I'll try to explain very briefly. It has always been the plan to make all assets modular as drop in alpha layers. SP final assets are organized into pools of sets, characters, effects, skies, weather etc, and grouped by camera angle, fov, movement (such as pan left slowly), and a few others. This means that if I have a scene where a character stands on a cliff overlooking a valley, I can film 5 versions of what's in that valley, using an exact copy of the original camera track. Beyond that point, I can drag and drop valleys into the scene, or characters, or cliffs, etc, and they will all mesh perfectly in motion on the screen. This isn't really a technology, but rather a system built on the availability of new technologies.

It should become clearer as people see more. The big takeaway is that once a difficult and time consuming process is done, it is permenantly stored, and does not need to be repeated. Combined with embedded scene compatability information, this means that once one man walks across one forest trail with path shape x, that work never has to be repeated, and any character could walk down that path or any compatible path forever with no additional labor. Same for many many aspects. So this is a process designed to snowball in speed, starting right now, at the connection milestone.

If you go back 2 years, you can actually find me talking about this exact stage that I just arrived at 4 days ago.

This is going to be a big deal when people understand the advantages of this method. It's crazy fast compared to the legacy method, like hundreds of times faster for a result that's very close. Right now I need to buy a 5090 card to get this up to full resolution (it's running at 1080p right now, because a 3090 can't handle this pipeline, but after the system is applied, one could get the same results on a 150 dollar card, and that's when this will open up to other contributors in a big way, because right now you need 7 grand and a phd to work on this, and after I'm done you'll need a mouse and a laptop and that's it.

I'd also note that there is a very simple example of this concept working in the second video above. You see the dozens of cats? That's just one cat, made into one tiny SP style asset (Protagonist cat semi isometric walk towards camera left), and then I just copy pasted it 30 times and layered it over a plate. So it looks like I animated 30 cats, but this is just one animation of one cat done one time. Remember Scooby Doo walking down the hallway of the haunted castle? Same thing. They made one animation of that hallway, and used it in 100 episodes.
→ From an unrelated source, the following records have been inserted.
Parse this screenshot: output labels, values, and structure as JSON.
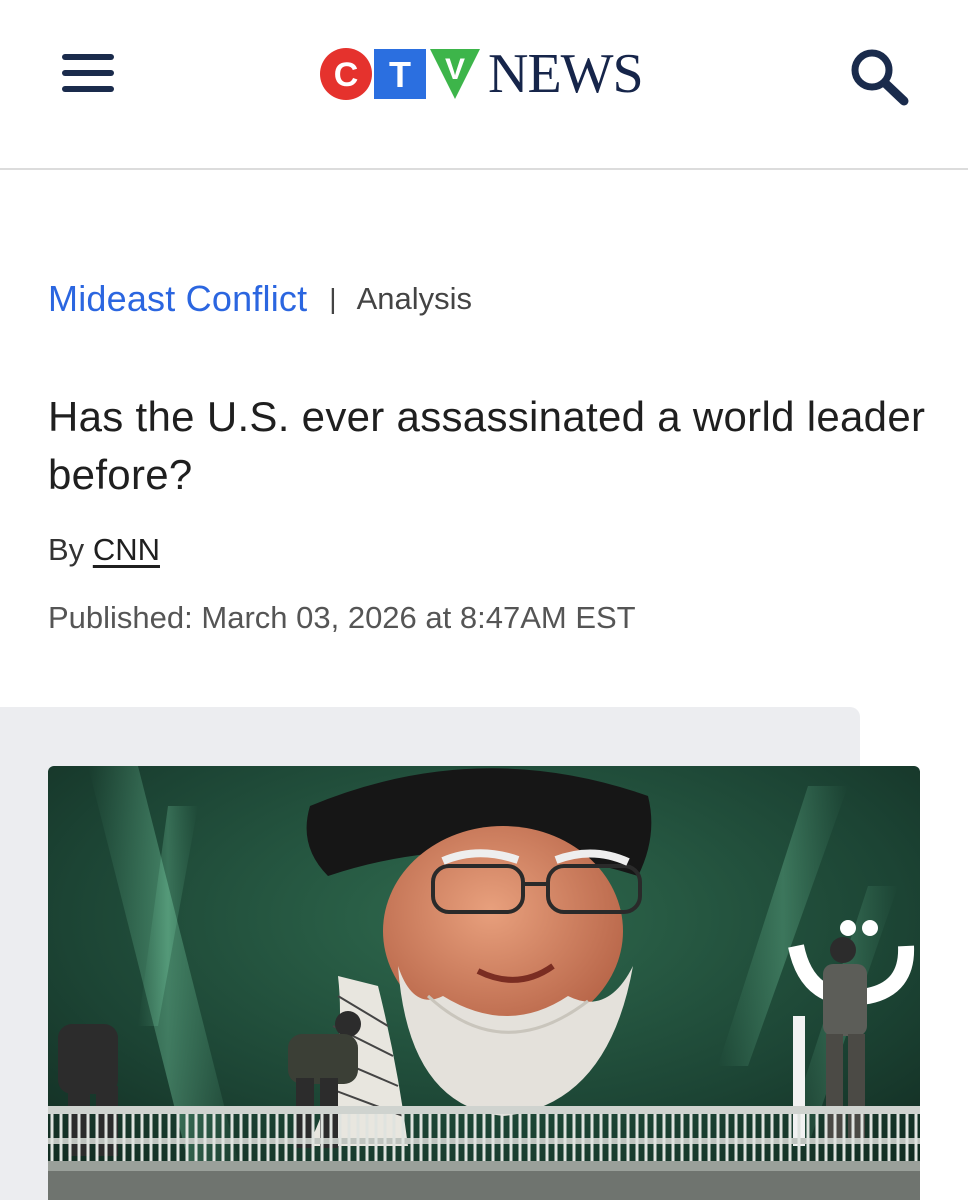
{
  "header": {
    "menu_icon": "hamburger-menu-icon",
    "logo": {
      "letters": [
        "C",
        "T",
        "V"
      ],
      "wordmark": "NEWS",
      "colors": [
        "#e5322d",
        "#2b6fe0",
        "#3db54a"
      ]
    },
    "search_icon": "search-icon",
    "brand_color": "#16254a"
  },
  "article": {
    "section": "Mideast Conflict",
    "separator": "|",
    "type": "Analysis",
    "headline": "Has the U.S. ever assassinated a world leader before?",
    "byline_prefix": "By",
    "author": "CNN",
    "published": "Published: March 03, 2026 at 8:47AM EST"
  },
  "image": {
    "description": "Workers installing a large billboard of a bearded cleric in glasses and a black turban above a railing"
  },
  "colors": {
    "section_link": "#2b66e0",
    "media_background": "#ecedf0"
  }
}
You can see how useful this becomes once you can make a new hallway with a click or two, and keep all the other animations intact.

At the beginning of the idea, I did some research to see if anyone had used my method before, since it seemed so logical to me. It turns out that it had been used before, and was actually the foundational concept of the Hannah/Barbera corporation, who used it to great effect across decades, milling out huge amounts of inexpensive content that went into syndication across dozens of countries.
Last edited: